Tuesday, June 29, 2010
The evolution of MTV's programming amazes me. In bad move, worse move, to horrid move, MTV went from a place to catch some varied music and an occasional funny show to being the channel that brought us the unwatchable shit known as "The Jersey Shore." (I judge people who claim with pride that they watch this crap.)
Back in the day, MTV was still devoted enough to music to incorporate it into their programming. Remember "Remote Control," which brought us our first sight of a young Adam Sandler? How about "Beavis and Butthead"? I watched Beavis and Butthead from almost day one -- I remember catching them late night in a hotel room in Mobile and laughing while loving the music. I found them funny, 'till they wore out their welcome in my house. But, before that day, they played the recent, odd-ball videos and commented on them from their couch, much like my friends and I did. Even when the stopped being funny, I'd still tune in to see if they'd play "Punk Rock Girl" or an awesome Violent Femmes tune.

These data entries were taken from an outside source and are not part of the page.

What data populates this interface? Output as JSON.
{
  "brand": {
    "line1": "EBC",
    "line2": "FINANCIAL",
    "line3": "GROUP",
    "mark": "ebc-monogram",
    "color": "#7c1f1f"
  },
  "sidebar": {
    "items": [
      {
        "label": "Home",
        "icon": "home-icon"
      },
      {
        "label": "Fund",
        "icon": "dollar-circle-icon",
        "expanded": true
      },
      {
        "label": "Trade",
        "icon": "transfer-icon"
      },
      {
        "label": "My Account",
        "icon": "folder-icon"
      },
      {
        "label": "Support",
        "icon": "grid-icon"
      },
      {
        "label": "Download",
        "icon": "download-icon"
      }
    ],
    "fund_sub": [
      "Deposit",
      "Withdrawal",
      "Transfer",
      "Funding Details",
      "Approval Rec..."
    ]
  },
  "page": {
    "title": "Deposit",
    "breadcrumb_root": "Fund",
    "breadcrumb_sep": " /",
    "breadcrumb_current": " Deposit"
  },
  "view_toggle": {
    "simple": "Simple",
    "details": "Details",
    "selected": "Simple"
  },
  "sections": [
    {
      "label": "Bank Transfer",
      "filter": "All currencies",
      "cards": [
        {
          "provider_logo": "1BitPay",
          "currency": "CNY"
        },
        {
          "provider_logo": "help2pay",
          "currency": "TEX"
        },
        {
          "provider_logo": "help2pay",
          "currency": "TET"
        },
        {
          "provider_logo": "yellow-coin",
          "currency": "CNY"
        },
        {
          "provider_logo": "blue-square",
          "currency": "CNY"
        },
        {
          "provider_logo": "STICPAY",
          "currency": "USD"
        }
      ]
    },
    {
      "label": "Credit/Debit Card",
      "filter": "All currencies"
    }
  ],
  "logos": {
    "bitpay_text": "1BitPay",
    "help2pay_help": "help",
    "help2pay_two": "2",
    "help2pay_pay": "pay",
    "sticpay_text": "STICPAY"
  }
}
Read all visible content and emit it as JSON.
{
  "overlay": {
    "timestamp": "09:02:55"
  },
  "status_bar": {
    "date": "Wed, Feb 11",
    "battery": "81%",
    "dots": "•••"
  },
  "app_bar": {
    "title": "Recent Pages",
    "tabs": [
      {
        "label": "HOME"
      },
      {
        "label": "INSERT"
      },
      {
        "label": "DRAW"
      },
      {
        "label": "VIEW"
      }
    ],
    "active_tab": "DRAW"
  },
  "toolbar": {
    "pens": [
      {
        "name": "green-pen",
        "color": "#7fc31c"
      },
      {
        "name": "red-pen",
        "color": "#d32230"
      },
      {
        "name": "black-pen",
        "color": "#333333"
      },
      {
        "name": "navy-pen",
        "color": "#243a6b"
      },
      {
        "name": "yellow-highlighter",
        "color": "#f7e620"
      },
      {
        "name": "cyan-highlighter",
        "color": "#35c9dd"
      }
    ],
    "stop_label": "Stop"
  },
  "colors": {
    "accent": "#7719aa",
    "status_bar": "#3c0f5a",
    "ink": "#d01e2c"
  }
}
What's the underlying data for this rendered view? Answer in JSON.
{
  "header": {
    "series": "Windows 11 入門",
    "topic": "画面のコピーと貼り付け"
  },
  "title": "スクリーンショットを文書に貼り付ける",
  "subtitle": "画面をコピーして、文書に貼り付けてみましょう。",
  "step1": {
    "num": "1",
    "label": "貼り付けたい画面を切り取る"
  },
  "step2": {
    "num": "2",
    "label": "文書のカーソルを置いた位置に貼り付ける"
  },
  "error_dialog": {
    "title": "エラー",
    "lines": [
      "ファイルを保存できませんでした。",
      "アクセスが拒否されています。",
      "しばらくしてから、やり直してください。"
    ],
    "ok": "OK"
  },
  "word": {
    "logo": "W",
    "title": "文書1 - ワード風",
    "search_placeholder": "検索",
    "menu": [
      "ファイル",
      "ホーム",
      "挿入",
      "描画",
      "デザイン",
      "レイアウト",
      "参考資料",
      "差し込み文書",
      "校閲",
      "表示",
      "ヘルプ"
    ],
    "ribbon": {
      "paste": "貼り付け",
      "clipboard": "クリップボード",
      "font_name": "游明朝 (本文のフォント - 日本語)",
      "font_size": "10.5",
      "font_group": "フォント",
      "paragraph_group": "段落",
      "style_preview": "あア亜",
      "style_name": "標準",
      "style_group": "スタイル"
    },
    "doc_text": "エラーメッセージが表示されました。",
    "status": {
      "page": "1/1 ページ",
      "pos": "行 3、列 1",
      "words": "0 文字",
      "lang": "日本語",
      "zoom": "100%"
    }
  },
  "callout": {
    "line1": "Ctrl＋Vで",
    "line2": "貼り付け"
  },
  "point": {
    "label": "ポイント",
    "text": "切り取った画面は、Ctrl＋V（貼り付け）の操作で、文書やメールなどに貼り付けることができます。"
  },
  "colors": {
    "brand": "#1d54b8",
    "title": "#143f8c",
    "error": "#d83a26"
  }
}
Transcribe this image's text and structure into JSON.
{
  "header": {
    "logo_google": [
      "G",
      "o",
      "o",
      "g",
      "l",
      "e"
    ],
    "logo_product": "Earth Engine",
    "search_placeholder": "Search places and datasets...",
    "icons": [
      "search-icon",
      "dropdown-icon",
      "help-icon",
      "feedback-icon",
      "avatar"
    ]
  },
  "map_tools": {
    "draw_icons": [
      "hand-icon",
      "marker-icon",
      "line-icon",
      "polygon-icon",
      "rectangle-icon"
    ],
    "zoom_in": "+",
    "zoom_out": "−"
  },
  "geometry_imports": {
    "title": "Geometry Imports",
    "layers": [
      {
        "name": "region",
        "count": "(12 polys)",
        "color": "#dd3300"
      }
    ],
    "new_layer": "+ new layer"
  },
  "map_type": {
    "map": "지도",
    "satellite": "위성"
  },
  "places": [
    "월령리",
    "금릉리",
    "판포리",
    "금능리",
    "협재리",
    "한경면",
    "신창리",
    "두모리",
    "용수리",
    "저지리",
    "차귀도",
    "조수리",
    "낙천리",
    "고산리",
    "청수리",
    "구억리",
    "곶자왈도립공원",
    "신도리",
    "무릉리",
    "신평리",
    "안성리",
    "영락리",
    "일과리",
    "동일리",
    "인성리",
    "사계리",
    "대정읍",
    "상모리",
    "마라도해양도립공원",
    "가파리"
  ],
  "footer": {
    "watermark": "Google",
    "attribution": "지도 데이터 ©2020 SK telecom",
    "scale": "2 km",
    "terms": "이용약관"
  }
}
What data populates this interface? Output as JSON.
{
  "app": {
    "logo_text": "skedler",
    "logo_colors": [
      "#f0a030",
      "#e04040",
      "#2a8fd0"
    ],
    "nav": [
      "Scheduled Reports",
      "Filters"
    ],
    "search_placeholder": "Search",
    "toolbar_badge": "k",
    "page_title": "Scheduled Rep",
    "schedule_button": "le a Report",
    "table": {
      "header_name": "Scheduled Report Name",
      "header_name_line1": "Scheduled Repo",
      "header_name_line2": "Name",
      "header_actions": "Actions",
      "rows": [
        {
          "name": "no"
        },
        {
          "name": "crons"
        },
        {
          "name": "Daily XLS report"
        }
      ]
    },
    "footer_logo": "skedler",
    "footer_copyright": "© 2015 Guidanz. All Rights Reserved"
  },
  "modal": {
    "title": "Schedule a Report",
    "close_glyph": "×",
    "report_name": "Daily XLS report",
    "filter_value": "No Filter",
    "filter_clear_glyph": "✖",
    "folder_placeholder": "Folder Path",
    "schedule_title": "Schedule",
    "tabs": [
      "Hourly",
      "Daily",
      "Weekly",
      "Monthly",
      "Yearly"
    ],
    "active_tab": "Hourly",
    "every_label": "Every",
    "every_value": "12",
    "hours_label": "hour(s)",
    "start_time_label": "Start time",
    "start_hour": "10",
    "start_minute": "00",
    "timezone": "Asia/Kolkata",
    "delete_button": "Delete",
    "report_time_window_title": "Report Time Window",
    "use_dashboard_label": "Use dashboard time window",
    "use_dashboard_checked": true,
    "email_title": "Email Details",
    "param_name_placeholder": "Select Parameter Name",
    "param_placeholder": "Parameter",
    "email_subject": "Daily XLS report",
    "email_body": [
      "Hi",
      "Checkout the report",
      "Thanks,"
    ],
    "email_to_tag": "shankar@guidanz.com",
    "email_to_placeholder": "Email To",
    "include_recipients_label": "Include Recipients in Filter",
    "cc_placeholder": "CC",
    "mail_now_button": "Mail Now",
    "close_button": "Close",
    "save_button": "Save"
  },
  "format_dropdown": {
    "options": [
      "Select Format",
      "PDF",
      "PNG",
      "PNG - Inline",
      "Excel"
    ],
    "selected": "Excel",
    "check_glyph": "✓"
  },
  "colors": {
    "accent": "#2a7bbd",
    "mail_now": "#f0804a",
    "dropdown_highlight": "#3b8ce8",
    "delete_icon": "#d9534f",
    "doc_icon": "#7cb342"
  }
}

That's where I first saw The Flaming Lips with their psyhed-out crazy, if not interesting, "She Don't Use Jelly" video. It was catchy. I sang along. I loved it. About half of my friends did not. I went out and bought the cassette tape. Hell, as it turned out, the whole tape was amazing!
It started out with a bit more serious song, if not equally as fun. "Turn it On," with its talk of supporting radio that plays things totally different than corporate stations, sort of predicted what MTV was going to become ("If it ain't got no relation/To all those other stations/Turn it on").
The album, as a whole, is a joyful one that perfectly tempers its loud, boisterious, original rock with the sporadic slower songs.
The thick riffs on here are loud and crunchy as if they are played from a wall of Marshall stacks. They also stick with you for you to hum along to on a summer day.
Sure, the Lips would go on to be praised for their later albums (they deserved it, too), but I always will love this one. A full theme had yet to emerge for the album as a whole, but I still think that the theme of fun prevails. Summer music from a time when MTV gave a shit about artists rather than the almighty, shitty-show dollar! Can you imagine that now? Grab it, 'cause I know you got it, and turn it on.
Editor's Note: This is number twelve of a series of essays where the author takes a look and listen into every CD he has in his collection.